Forward! Forward! Forward!

Victory! Victory! Victory!

I exerted myself fully as a true and devoted disciple and will therefore never have a single regret.

Through the shared struggle of mentor and disciple, the Soka Gakkai surmounted and triumphed over every obstacle, and finally, in December 1957, achieved the membership goal of 750,000 households. Mr. Toda’s great vow was fulfilled to the letter.

The mentor’s challenge is the disciple’s challenge. The disciple’s victory is the mentor’s victory. The brilliant achievements of mentor and disciple endure for all time.

The way of mentor and disciple—in particular, prayer based on the spirit of the oneness of mentor and disciple—is the heart of Nichiren Buddhism.

The Daishonin writes: “If lay believers and their teacher pray with differing minds, their prayers will be as futile as trying to kindle a fire on water” (WND-1, 795). He declares that unless our hearts are united with our mentor, our prayers will not be fulfilled.

By contrast, if the prayers of mentor and disciple are perfectly aligned, they will definitely come to be realized and even make the impossible possible.

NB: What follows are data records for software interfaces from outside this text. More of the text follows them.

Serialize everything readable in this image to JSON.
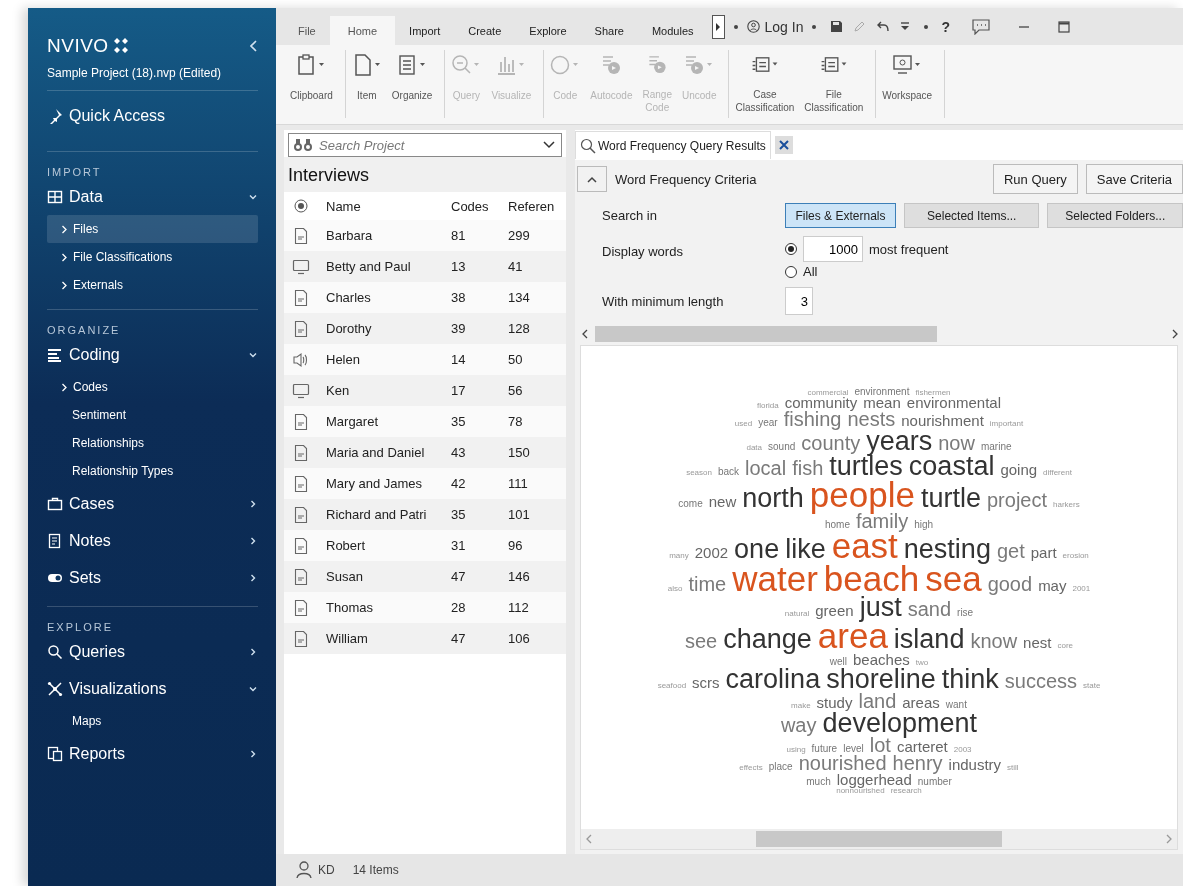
{
  "sidebar": {
    "logo": "NVIVO",
    "project": "Sample Project (18).nvp (Edited)",
    "quick_access": "Quick Access",
    "sections": [
      {
        "heading": "IMPORT",
        "groups": [
          {
            "label": "Data",
            "expanded": true,
            "children": [
              {
                "label": "Files",
                "expandable": true,
                "selected": true
              },
              {
                "label": "File Classifications",
                "expandable": true,
                "selected": false
              },
              {
                "label": "Externals",
                "expandable": true,
                "selected": false
              }
            ]
          }
        ]
      },
      {
        "heading": "ORGANIZE",
        "groups": [
          {
            "label": "Coding",
            "expanded": true,
            "children": [
              {
                "label": "Codes",
                "expandable": true,
                "selected": false
              },
              {
                "label": "Sentiment",
                "expandable": false,
                "selected": false
              },
              {
                "label": "Relationships",
                "expandable": false,
                "selected": false
              },
              {
                "label": "Relationship Types",
                "expandable": false,
                "selected": false
              }
            ]
          },
          {
            "label": "Cases",
            "expanded": false
          },
          {
            "label": "Notes",
            "expanded": false
          },
          {
            "label": "Sets",
            "expanded": false
          }
        ]
      },
      {
        "heading": "EXPLORE",
        "groups": [
          {
            "label": "Queries",
            "expanded": false
          },
          {
            "label": "Visualizations",
            "expanded": true,
            "children": [
              {
                "label": "Maps",
                "expandable": false,
                "selected": false
              }
            ]
          },
          {
            "label": "Reports",
            "expanded": false
          }
        ]
      }
    ]
  },
  "ribbon": {
    "tabs": [
      {
        "label": "File",
        "selected": false
      },
      {
        "label": "Home",
        "selected": true
      },
      {
        "label": "Import",
        "selected": false
      },
      {
        "label": "Create",
        "selected": false
      },
      {
        "label": "Explore",
        "selected": false
      },
      {
        "label": "Share",
        "selected": false
      },
      {
        "label": "Modules",
        "selected": false
      }
    ],
    "login": "Log In",
    "help": "?",
    "groups": [
      {
        "buttons": [
          {
            "label": "Clipboard",
            "disabled": false
          }
        ]
      },
      {
        "buttons": [
          {
            "label": "Item",
            "disabled": false
          },
          {
            "label": "Organize",
            "disabled": false
          }
        ]
      },
      {
        "buttons": [
          {
            "label": "Query",
            "disabled": true
          },
          {
            "label": "Visualize",
            "disabled": true
          }
        ]
      },
      {
        "buttons": [
          {
            "label": "Code",
            "disabled": true
          },
          {
            "label": "Autocode",
            "disabled": true
          },
          {
            "label": "Range Code",
            "disabled": true
          },
          {
            "label": "Uncode",
            "disabled": true
          }
        ]
      },
      {
        "buttons": [
          {
            "label": "Case Classification",
            "disabled": false
          },
          {
            "label": "File Classification",
            "disabled": false
          }
        ]
      },
      {
        "buttons": [
          {
            "label": "Workspace",
            "disabled": false
          }
        ]
      }
    ]
  },
  "list_panel": {
    "search": {
      "placeholder": "Search Project"
    },
    "title": "Interviews",
    "columns": [
      "Name",
      "Codes",
      "Referen"
    ],
    "rows": [
      {
        "kind": "document",
        "name": "Barbara",
        "codes": "81",
        "references": "299"
      },
      {
        "kind": "video",
        "name": "Betty and Paul",
        "codes": "13",
        "references": "41"
      },
      {
        "kind": "document",
        "name": "Charles",
        "codes": "38",
        "references": "134"
      },
      {
        "kind": "document",
        "name": "Dorothy",
        "codes": "39",
        "references": "128"
      },
      {
        "kind": "audio",
        "name": "Helen",
        "codes": "14",
        "references": "50"
      },
      {
        "kind": "video",
        "name": "Ken",
        "codes": "17",
        "references": "56"
      },
      {
        "kind": "document",
        "name": "Margaret",
        "codes": "35",
        "references": "78"
      },
      {
        "kind": "document",
        "name": "Maria and Daniel",
        "codes": "43",
        "references": "150"
      },
      {
        "kind": "document",
        "name": "Mary and James",
        "codes": "42",
        "references": "111"
      },
      {
        "kind": "document",
        "name": "Richard and Patri",
        "codes": "35",
        "references": "101"
      },
      {
        "kind": "document",
        "name": "Robert",
        "codes": "31",
        "references": "96"
      },
      {
        "kind": "document",
        "name": "Susan",
        "codes": "47",
        "references": "146"
      },
      {
        "kind": "document",
        "name": "Thomas",
        "codes": "28",
        "references": "112"
      },
      {
        "kind": "document",
        "name": "William",
        "codes": "47",
        "references": "106"
      }
    ]
  },
  "detail": {
    "tab": {
      "label": "Word Frequency Query Results",
      "selected": true
    },
    "criteria": {
      "title": "Word Frequency Criteria",
      "expanded": true,
      "actions": [
        "Run Query",
        "Save Criteria"
      ],
      "search_in_label": "Search in",
      "search_in": [
        {
          "label": "Files & Externals",
          "selected": true
        },
        {
          "label": "Selected Items...",
          "selected": false
        },
        {
          "label": "Selected Folders...",
          "selected": false
        }
      ],
      "display_label": "Display words",
      "display_options": [
        {
          "kind": "count",
          "selected": true,
          "value": "1000",
          "suffix": "most frequent"
        },
        {
          "kind": "all",
          "selected": false,
          "label": "All"
        }
      ],
      "min_length_label": "With minimum length",
      "min_length": "3"
    },
    "word_cloud": {
      "lines": [
        {
          "words": [
            {
              "text": "commercial",
              "kind": "tiny"
            },
            {
              "text": "environment",
              "kind": "low"
            },
            {
              "text": "fishermen",
              "kind": "tiny"
            }
          ]
        },
        {
          "words": [
            {
              "text": "florida",
              "kind": "tiny"
            },
            {
              "text": "community",
              "kind": "minor"
            },
            {
              "text": "mean",
              "kind": "minor"
            },
            {
              "text": "environmental",
              "kind": "minor"
            }
          ]
        },
        {
          "words": [
            {
              "text": "used",
              "kind": "tiny"
            },
            {
              "text": "year",
              "kind": "low"
            },
            {
              "text": "fishing",
              "kind": "mid"
            },
            {
              "text": "nests",
              "kind": "mid"
            },
            {
              "text": "nourishment",
              "kind": "minor"
            },
            {
              "text": "important",
              "kind": "tiny"
            }
          ]
        },
        {
          "words": [
            {
              "text": "data",
              "kind": "tiny"
            },
            {
              "text": "sound",
              "kind": "low"
            },
            {
              "text": "county",
              "kind": "mid"
            },
            {
              "text": "years",
              "kind": "major"
            },
            {
              "text": "now",
              "kind": "mid"
            },
            {
              "text": "marine",
              "kind": "low"
            }
          ]
        },
        {
          "words": [
            {
              "text": "season",
              "kind": "tiny"
            },
            {
              "text": "back",
              "kind": "low"
            },
            {
              "text": "local",
              "kind": "mid"
            },
            {
              "text": "fish",
              "kind": "mid"
            },
            {
              "text": "turtles",
              "kind": "major"
            },
            {
              "text": "coastal",
              "kind": "major"
            },
            {
              "text": "going",
              "kind": "minor"
            },
            {
              "text": "different",
              "kind": "tiny"
            }
          ]
        },
        {
          "words": [
            {
              "text": "come",
              "kind": "low"
            },
            {
              "text": "new",
              "kind": "minor"
            },
            {
              "text": "north",
              "kind": "major"
            },
            {
              "text": "people",
              "kind": "top"
            },
            {
              "text": "turtle",
              "kind": "major"
            },
            {
              "text": "project",
              "kind": "mid"
            },
            {
              "text": "harkers",
              "kind": "tiny"
            }
          ]
        },
        {
          "words": [
            {
              "text": "home",
              "kind": "low"
            },
            {
              "text": "family",
              "kind": "mid"
            },
            {
              "text": "high",
              "kind": "low"
            }
          ]
        },
        {
          "words": [
            {
              "text": "many",
              "kind": "tiny"
            },
            {
              "text": "2002",
              "kind": "minor"
            },
            {
              "text": "one",
              "kind": "major"
            },
            {
              "text": "like",
              "kind": "major"
            },
            {
              "text": "east",
              "kind": "top"
            },
            {
              "text": "nesting",
              "kind": "major"
            },
            {
              "text": "get",
              "kind": "mid"
            },
            {
              "text": "part",
              "kind": "minor"
            },
            {
              "text": "erosion",
              "kind": "tiny"
            }
          ]
        },
        {
          "words": [
            {
              "text": "also",
              "kind": "tiny"
            },
            {
              "text": "time",
              "kind": "mid"
            },
            {
              "text": "water",
              "kind": "top"
            },
            {
              "text": "beach",
              "kind": "top"
            },
            {
              "text": "sea",
              "kind": "top"
            },
            {
              "text": "good",
              "kind": "mid"
            },
            {
              "text": "may",
              "kind": "minor"
            },
            {
              "text": "2001",
              "kind": "tiny"
            }
          ]
        },
        {
          "words": [
            {
              "text": "natural",
              "kind": "tiny"
            },
            {
              "text": "green",
              "kind": "minor"
            },
            {
              "text": "just",
              "kind": "major"
            },
            {
              "text": "sand",
              "kind": "mid"
            },
            {
              "text": "rise",
              "kind": "low"
            }
          ]
        },
        {
          "words": [
            {
              "text": "see",
              "kind": "mid"
            },
            {
              "text": "change",
              "kind": "major"
            },
            {
              "text": "area",
              "kind": "top"
            },
            {
              "text": "island",
              "kind": "major"
            },
            {
              "text": "know",
              "kind": "mid"
            },
            {
              "text": "nest",
              "kind": "minor"
            },
            {
              "text": "core",
              "kind": "tiny"
            }
          ]
        },
        {
          "words": [
            {
              "text": "well",
              "kind": "low"
            },
            {
              "text": "beaches",
              "kind": "minor"
            },
            {
              "text": "two",
              "kind": "tiny"
            }
          ]
        },
        {
          "words": [
            {
              "text": "seafood",
              "kind": "tiny"
            },
            {
              "text": "scrs",
              "kind": "minor"
            },
            {
              "text": "carolina",
              "kind": "major"
            },
            {
              "text": "shoreline",
              "kind": "major"
            },
            {
              "text": "think",
              "kind": "major"
            },
            {
              "text": "success",
              "kind": "mid"
            },
            {
              "text": "state",
              "kind": "tiny"
            }
          ]
        },
        {
          "words": [
            {
              "text": "make",
              "kind": "tiny"
            },
            {
              "text": "study",
              "kind": "minor"
            },
            {
              "text": "land",
              "kind": "mid"
            },
            {
              "text": "areas",
              "kind": "minor"
            },
            {
              "text": "want",
              "kind": "low"
            }
          ]
        },
        {
          "words": [
            {
              "text": "way",
              "kind": "mid"
            },
            {
              "text": "development",
              "kind": "major"
            }
          ]
        },
        {
          "words": [
            {
              "text": "using",
              "kind": "tiny"
            },
            {
              "text": "future",
              "kind": "low"
            },
            {
              "text": "level",
              "kind": "low"
            },
            {
              "text": "lot",
              "kind": "mid"
            },
            {
              "text": "carteret",
              "kind": "minor"
            },
            {
              "text": "2003",
              "kind": "tiny"
            }
          ]
        },
        {
          "words": [
            {
              "text": "effects",
              "kind": "tiny"
            },
            {
              "text": "place",
              "kind": "low"
            },
            {
              "text": "nourished",
              "kind": "mid"
            },
            {
              "text": "henry",
              "kind": "mid"
            },
            {
              "text": "industry",
              "kind": "minor"
            },
            {
              "text": "still",
              "kind": "tiny"
            }
          ]
        },
        {
          "words": [
            {
              "text": "much",
              "kind": "low"
            },
            {
              "text": "loggerhead",
              "kind": "minor"
            },
            {
              "text": "number",
              "kind": "low"
            }
          ]
        },
        {
          "words": [
            {
              "text": "nonnourished",
              "kind": "tiny"
            },
            {
              "text": "research",
              "kind": "tiny"
            }
          ]
        }
      ]
    }
  },
  "status_bar": {
    "user": "KD",
    "count": "14 Items"
  }
}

This is the formula of Nichiren Buddhism.

From a speech at a representative conference, Tokyo, May 3, 2009.

The Wisdom for Creating Happiness and Peace brings together selections from President Ikeda’s works on key themes.

  • *1Bodhisattvas of the Earth: An innumerable host of bodhisattvas who emerge from beneath the earth and to whom Shakyamuni Buddha entrusts the propagation of the Mystic Law, or the essence of the Lotus Sutra, in the Latter Day of the Law.